You have to have the right temperament for the job, explains Spicer.  “I enjoy accumulating the evidence, analyzing it and presenting the results to court in a readable way.”  She also doesn’t even mind testifying in court. Spicer also attributes her job satisfaction to always having good supervisors; good relationships with co-workers and not letting things bother her.  According to Spicer, to succeed at being a social worker one needs to be a realist, a quick learner, adaptable and have a strong ego and stomach.

Regional Administrator Chuck Tadlock describes Spicer as “a highly talented and knowledgeable social worker who is seen by all of the Century Office staff as a tremendous resource. She is extremely committed to the safety and welfare of the children that she serves.”

New Position Brings New Challenges

At the other end of the spectrum, Sandra Maldonado-Sandoval began as a Children’s Social Worker II just last September.  “Sandra has displayed both outstanding social work skills and an exemplary attitude in her short tenure with DCFS,” notes her former supervisor Beth Minor.  Minor already describes Maldonado-Sandoval as an asset to the department. 

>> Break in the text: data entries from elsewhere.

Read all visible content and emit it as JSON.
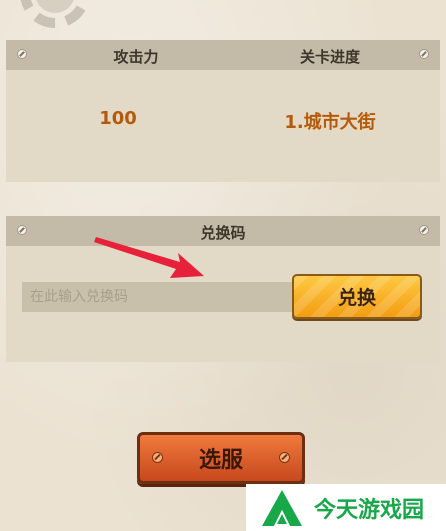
{
  "stats": {
    "attack_label": "攻击力",
    "stage_label": "关卡进度",
    "attack_value": "100",
    "stage_value": "1.城市大街"
  },
  "redeem": {
    "title": "兑换码",
    "placeholder": "在此输入兑换码",
    "value": "",
    "button_label": "兑换"
  },
  "select_server": {
    "label": "选服"
  },
  "watermark": {
    "text": "今天游戏园"
  },
  "colors": {
    "attack_value": "#b25a10",
    "redeem_button": "#f5a81c",
    "select_button": "#d9572a",
    "arrow": "#e8213a",
    "watermark": "#18a84a"
  },
  "icons": [
    "gear-icon",
    "screw-icon",
    "bolt-icon",
    "arrow-icon",
    "logo-icon"
  ]
}
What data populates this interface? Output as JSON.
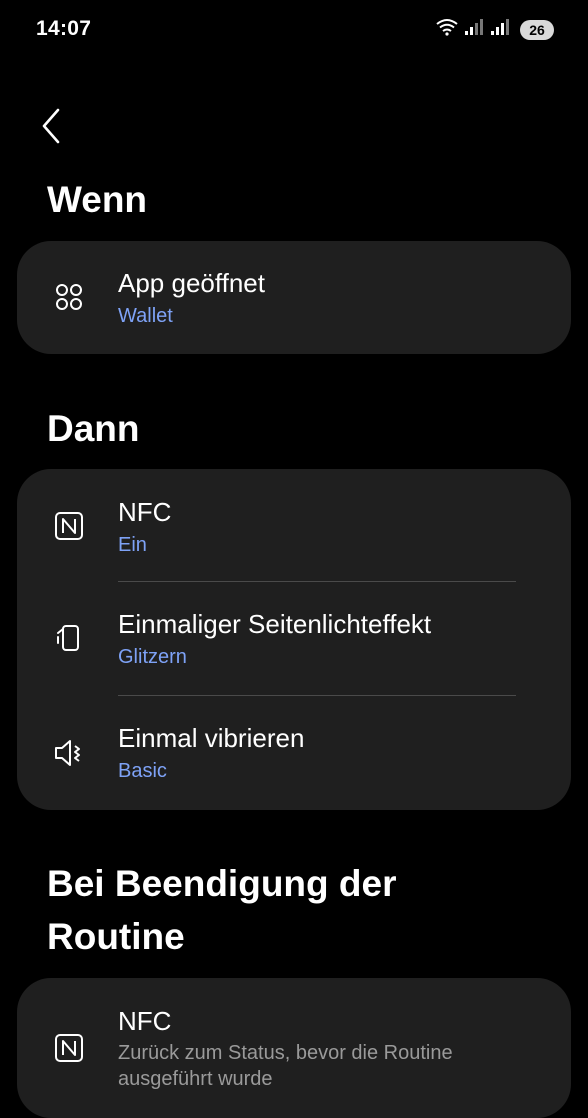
{
  "status_bar": {
    "time": "14:07",
    "battery": "26",
    "icons": [
      "wifi-icon",
      "signal-icon",
      "signal-icon"
    ]
  },
  "nav": {
    "back_icon": "chevron-left-icon"
  },
  "sections": {
    "when": {
      "title": "Wenn",
      "items": [
        {
          "icon": "apps-icon",
          "title": "App geöffnet",
          "subtitle": "Wallet"
        }
      ]
    },
    "then": {
      "title": "Dann",
      "items": [
        {
          "icon": "nfc-icon",
          "title": "NFC",
          "subtitle": "Ein"
        },
        {
          "icon": "edge-lighting-icon",
          "title": "Einmaliger Seitenlichteffekt",
          "subtitle": "Glitzern"
        },
        {
          "icon": "vibrate-icon",
          "title": "Einmal vibrieren",
          "subtitle": "Basic"
        }
      ]
    },
    "on_end": {
      "title_line1": "Bei Beendigung der",
      "title_line2": "Routine",
      "items": [
        {
          "icon": "nfc-icon",
          "title": "NFC",
          "subtitle": "Zurück zum Status, bevor die Routine",
          "subtitle_line2": "ausgeführt wurde"
        }
      ]
    }
  },
  "colors": {
    "background": "#000000",
    "card": "#1f1f1f",
    "accent": "#7ea2f6",
    "divider": "#4a4a4a"
  }
}
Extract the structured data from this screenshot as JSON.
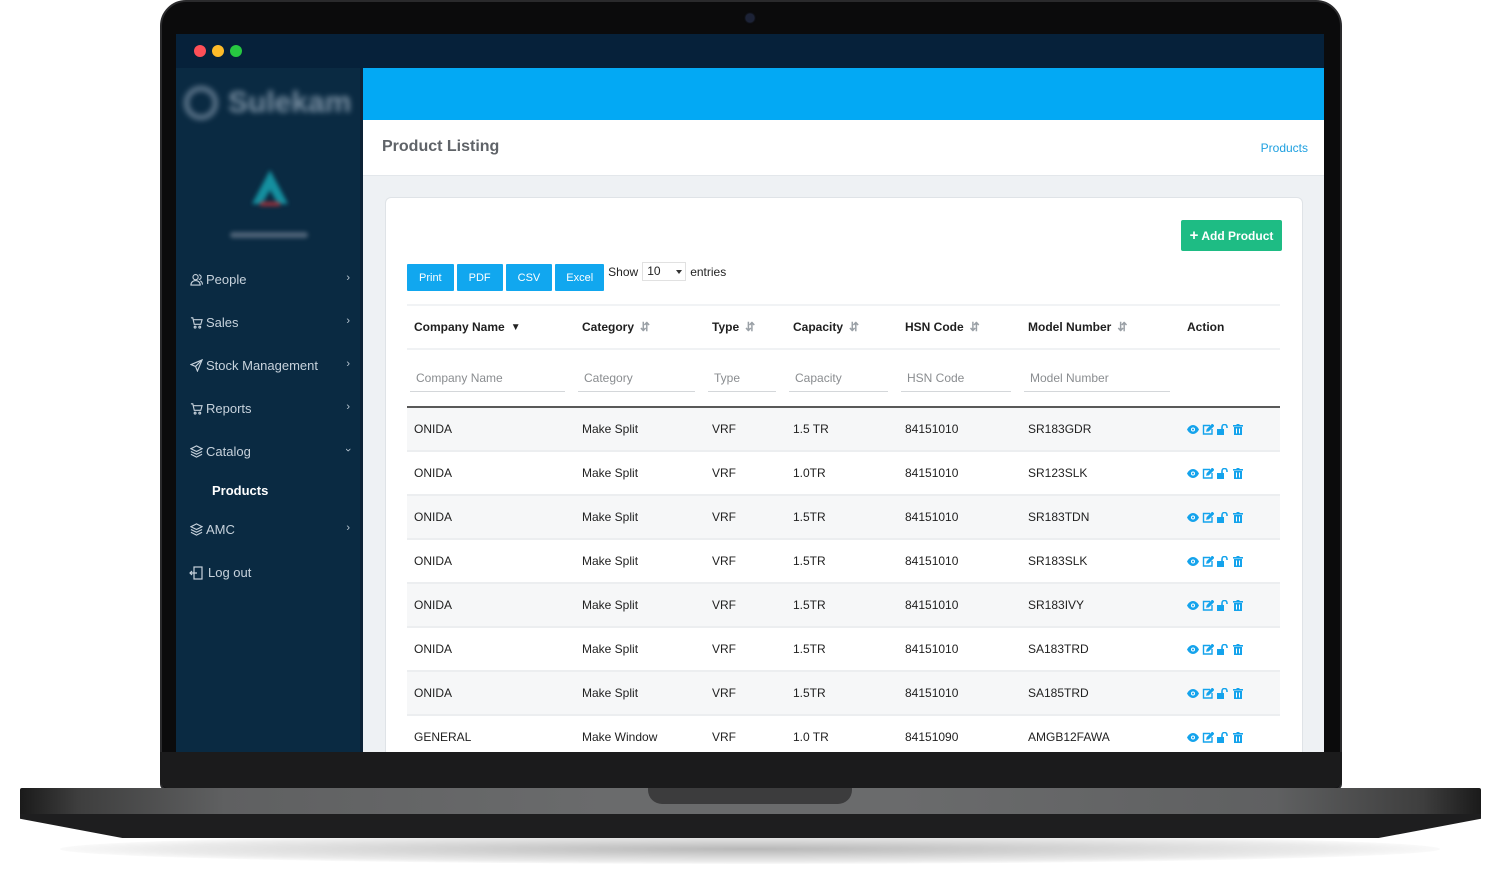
{
  "window": {
    "traffic_lights": {
      "close": "#fe4f57",
      "minimize": "#fdbb29",
      "maximize": "#27c841"
    }
  },
  "sidebar": {
    "brand_text": "Sulekam",
    "items": [
      {
        "label": "People",
        "icon": "users-icon",
        "expanded": false
      },
      {
        "label": "Sales",
        "icon": "cart-icon",
        "expanded": false
      },
      {
        "label": "Stock Management",
        "icon": "send-icon",
        "expanded": false
      },
      {
        "label": "Reports",
        "icon": "cart-icon",
        "expanded": false
      },
      {
        "label": "Catalog",
        "icon": "layers-icon",
        "expanded": true,
        "children": [
          {
            "label": "Products",
            "active": true
          }
        ]
      },
      {
        "label": "AMC",
        "icon": "layers-icon",
        "expanded": false
      },
      {
        "label": "Log out",
        "icon": "logout-icon"
      }
    ]
  },
  "header": {
    "page_title": "Product Listing",
    "breadcrumb": "Products",
    "accent_color": "#03a9f4"
  },
  "toolbar": {
    "add_button": "Add Product",
    "export_buttons": [
      "Print",
      "PDF",
      "CSV",
      "Excel"
    ],
    "show_label": "Show",
    "page_length": "10",
    "entries_label": "entries"
  },
  "table": {
    "columns": [
      {
        "label": "Company Name",
        "sort": "desc",
        "filter_placeholder": "Company Name"
      },
      {
        "label": "Category",
        "sort": "both",
        "filter_placeholder": "Category"
      },
      {
        "label": "Type",
        "sort": "both",
        "filter_placeholder": "Type"
      },
      {
        "label": "Capacity",
        "sort": "both",
        "filter_placeholder": "Capacity"
      },
      {
        "label": "HSN Code",
        "sort": "both",
        "filter_placeholder": "HSN Code"
      },
      {
        "label": "Model Number",
        "sort": "both",
        "filter_placeholder": "Model Number"
      },
      {
        "label": "Action",
        "sort": "none"
      }
    ],
    "rows": [
      {
        "company": "ONIDA",
        "category": "Make Split",
        "type": "VRF",
        "capacity": "1.5 TR",
        "hsn": "84151010",
        "model": "SR183GDR"
      },
      {
        "company": "ONIDA",
        "category": "Make Split",
        "type": "VRF",
        "capacity": "1.0TR",
        "hsn": "84151010",
        "model": "SR123SLK"
      },
      {
        "company": "ONIDA",
        "category": "Make Split",
        "type": "VRF",
        "capacity": "1.5TR",
        "hsn": "84151010",
        "model": "SR183TDN"
      },
      {
        "company": "ONIDA",
        "category": "Make Split",
        "type": "VRF",
        "capacity": "1.5TR",
        "hsn": "84151010",
        "model": "SR183SLK"
      },
      {
        "company": "ONIDA",
        "category": "Make Split",
        "type": "VRF",
        "capacity": "1.5TR",
        "hsn": "84151010",
        "model": "SR183IVY"
      },
      {
        "company": "ONIDA",
        "category": "Make Split",
        "type": "VRF",
        "capacity": "1.5TR",
        "hsn": "84151010",
        "model": "SA183TRD"
      },
      {
        "company": "ONIDA",
        "category": "Make Split",
        "type": "VRF",
        "capacity": "1.5TR",
        "hsn": "84151010",
        "model": "SA185TRD"
      },
      {
        "company": "GENERAL",
        "category": "Make Window",
        "type": "VRF",
        "capacity": "1.0 TR",
        "hsn": "84151090",
        "model": "AMGB12FAWA"
      }
    ],
    "row_actions": [
      "view-icon",
      "edit-icon",
      "unlock-icon",
      "delete-icon"
    ]
  }
}
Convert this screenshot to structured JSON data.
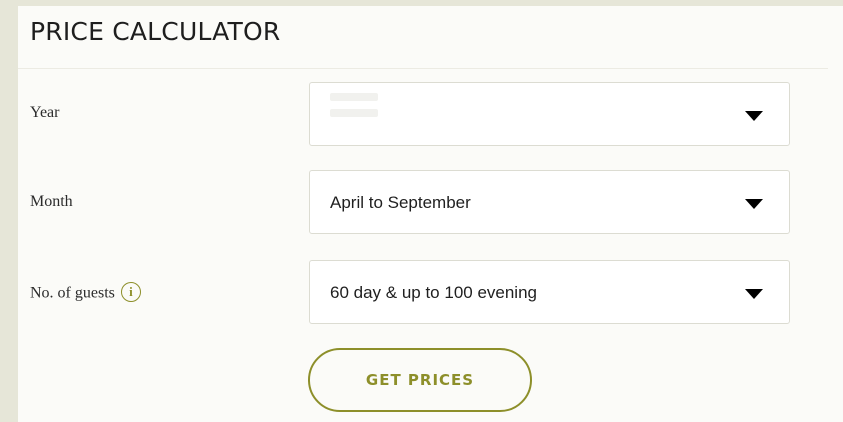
{
  "calculator": {
    "title": "PRICE CALCULATOR",
    "fields": [
      {
        "label": "Year",
        "value": ""
      },
      {
        "label": "Month",
        "value": "April to September"
      },
      {
        "label": "No. of guests",
        "value": "60 day & up to 100 evening",
        "info_icon": "info-icon"
      }
    ],
    "button_label": "GET PRICES"
  },
  "colors": {
    "accent": "#8d8f2a",
    "page_background": "#e6e6d8",
    "panel_background": "#fbfbf8"
  }
}
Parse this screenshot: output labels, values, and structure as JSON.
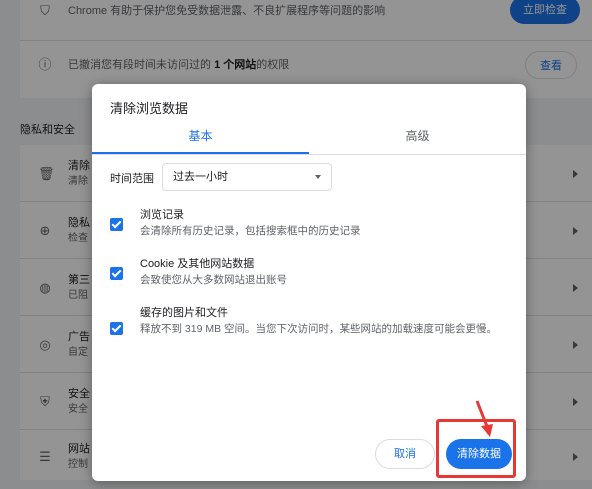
{
  "background": {
    "safety_row": {
      "text": "Chrome 有助于保护您免受数据泄露、不良扩展程序等问题的影响",
      "button": "立即检查"
    },
    "permissions_row": {
      "text_before": "已撤消您有段时间未访问过的 ",
      "text_bold": "1 个网站",
      "text_after": "的权限",
      "button": "查看"
    },
    "section_title": "隐私和安全",
    "items": [
      {
        "title": "清除",
        "sub": "清除"
      },
      {
        "title": "隐私",
        "sub": "检查"
      },
      {
        "title": "第三",
        "sub": "已阻"
      },
      {
        "title": "广告",
        "sub": "自定"
      },
      {
        "title": "安全",
        "sub": "安全"
      },
      {
        "title": "网站",
        "sub": "控制"
      }
    ]
  },
  "dialog": {
    "title": "清除浏览数据",
    "tabs": [
      {
        "label": "基本"
      },
      {
        "label": "高级"
      }
    ],
    "time_range": {
      "label": "时间范围",
      "value": "过去一小时"
    },
    "options": [
      {
        "title": "浏览记录",
        "desc": "会清除所有历史记录，包括搜索框中的历史记录"
      },
      {
        "title": "Cookie 及其他网站数据",
        "desc": "会致使您从大多数网站退出账号"
      },
      {
        "title": "缓存的图片和文件",
        "desc": "释放不到 319 MB 空间。当您下次访问时，某些网站的加载速度可能会更慢。"
      }
    ],
    "cancel_label": "取消",
    "confirm_label": "清除数据"
  },
  "colors": {
    "accent": "#1a73e8",
    "highlight": "#e53935"
  }
}
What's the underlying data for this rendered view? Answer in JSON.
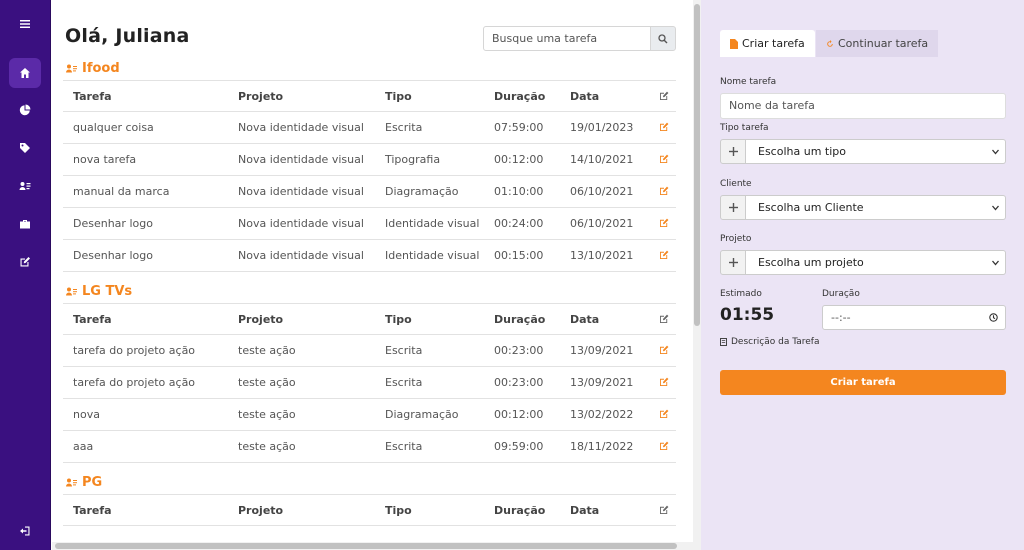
{
  "header": {
    "greeting": "Olá, Juliana"
  },
  "search": {
    "placeholder": "Busque uma tarefa"
  },
  "table_headers": {
    "task": "Tarefa",
    "project": "Projeto",
    "type": "Tipo",
    "duration": "Duração",
    "date": "Data"
  },
  "groups": [
    {
      "client": "Ifood",
      "rows": [
        {
          "task": "qualquer coisa",
          "project": "Nova identidade visual",
          "type": "Escrita",
          "duration": "07:59:00",
          "date": "19/01/2023"
        },
        {
          "task": "nova tarefa",
          "project": "Nova identidade visual",
          "type": "Tipografia",
          "duration": "00:12:00",
          "date": "14/10/2021"
        },
        {
          "task": "manual da marca",
          "project": "Nova identidade visual",
          "type": "Diagramação",
          "duration": "01:10:00",
          "date": "06/10/2021"
        },
        {
          "task": "Desenhar logo",
          "project": "Nova identidade visual",
          "type": "Identidade visual",
          "duration": "00:24:00",
          "date": "06/10/2021"
        },
        {
          "task": "Desenhar logo",
          "project": "Nova identidade visual",
          "type": "Identidade visual",
          "duration": "00:15:00",
          "date": "13/10/2021"
        }
      ]
    },
    {
      "client": "LG TVs",
      "rows": [
        {
          "task": "tarefa do projeto ação",
          "project": "teste ação",
          "type": "Escrita",
          "duration": "00:23:00",
          "date": "13/09/2021"
        },
        {
          "task": "tarefa do projeto ação",
          "project": "teste ação",
          "type": "Escrita",
          "duration": "00:23:00",
          "date": "13/09/2021"
        },
        {
          "task": "nova",
          "project": "teste ação",
          "type": "Diagramação",
          "duration": "00:12:00",
          "date": "13/02/2022"
        },
        {
          "task": "aaa",
          "project": "teste ação",
          "type": "Escrita",
          "duration": "09:59:00",
          "date": "18/11/2022"
        }
      ]
    },
    {
      "client": "PG",
      "rows": []
    }
  ],
  "panel": {
    "tab_create": "Criar tarefa",
    "tab_continue": "Continuar tarefa",
    "name_label": "Nome tarefa",
    "name_placeholder": "Nome da tarefa",
    "type_label": "Tipo tarefa",
    "type_select": "Escolha um tipo",
    "client_label": "Cliente",
    "client_select": "Escolha um Cliente",
    "project_label": "Projeto",
    "project_select": "Escolha um projeto",
    "estimated_label": "Estimado",
    "estimated_value": "01:55",
    "duration_label": "Duração",
    "duration_value": "--:--",
    "description_link": "Descrição da Tarefa",
    "submit": "Criar tarefa"
  },
  "colors": {
    "sidebar": "#3a1080",
    "accent": "#f4861f",
    "panel_bg": "#ebe4f5"
  },
  "icons": [
    "menu-icon",
    "home-icon",
    "pie-chart-icon",
    "tag-icon",
    "user-list-icon",
    "briefcase-icon",
    "edit-square-icon",
    "logout-icon",
    "search-icon",
    "users-icon",
    "edit-icon",
    "plus-icon",
    "chevron-down-icon",
    "clock-icon",
    "document-icon",
    "refresh-icon"
  ]
}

Unlike Spicer, Maldonado-Sandoval set out to be a social worker.  “People have always told me their problems,” she said.  However, besides people’s reliance on her, she brings a good deal of past experience with her.  Since the end of high school and continuing throughout her college and graduate work, Maldonado-Sandoval has worked in the field of social services in some capacity.  She was a program coordinator at a Community Center in Santa Ana, a secretary for a criminal defense attorney whose clients were mostly DCFS parents and a Department of Mental Health Case Manager for Pacific Clinics.  She has also coordinated an HIV program and written grants for Prop 10 funding, which she received.  Throughout all these experiences, Maldonado-Sandoval said she has always had good, supportive supervisors.       

Since completing the DCFS Academy and being on the line, Maldonado-Sandoval has found her work challenging.  Supervisors like Beth Minor and Adrian Gonzalez, along with having a number of schoolmates in her unit help.  Working in an atmosphere that is inclusive and encourages tapping other colleagues beyond one’s own unit has made the challenge less daunting.  She adds that having had a wonderfully challenging internship with the department helped to smooth the road towards having her own caseload.

One of Maldonado-Sandoval’s first cases put her knowledge to the test. The court ordered a newly detained 16-year-old boy to remain in his current school and attend his extra-curricular activities although he needed to be moved to a new placement.  The child was very upset about the transition and Maldonado-Sandoval did all that she could to comfort him, which included calling over 75 foster homes in the area of his current placement, to support keeping the neighborhood familiar.  No home could be located in the immediate vicinity.  However, a home was located within about 10 miles of the child's school.

Maldonado-Sandoval was concerned about how the boy was adjusting to his placement and called to check on him from her cell phone. The youth used caller ID and tracked her phone number.  He called her repeatedly over the course of a weekend leaving her angry messages.  Sandra relayed this information to her supervisor in a calm and professional way, telling her that she had changed her cell phone number and was planning to speak with the child so that they could establish appropriate ways of him seeking her help. 

Maldonado-Sandoval then took on the responsibility of leaving her home (about 50 miles away from where the child was placed) early each day for about two weeks so that she could ensure the child got to school as she worked to arrange for appropriate transportation. 

Several weeks later when Maldonado-Sandoval was visiting with the youth, out of the blue, he told her that he could tell that she really cared about him. He apologized to her for treating her initially with such disrespect. Since then, Maldonado-Sandoval has built a bond with the boy; made him feel special, earned his trust and showed him adults (including social workers) could be trusted.

Despite the different points in their careers, both these social workers are energized by the job challenges they face but also by the supportive atmosphere they find from their colleagues.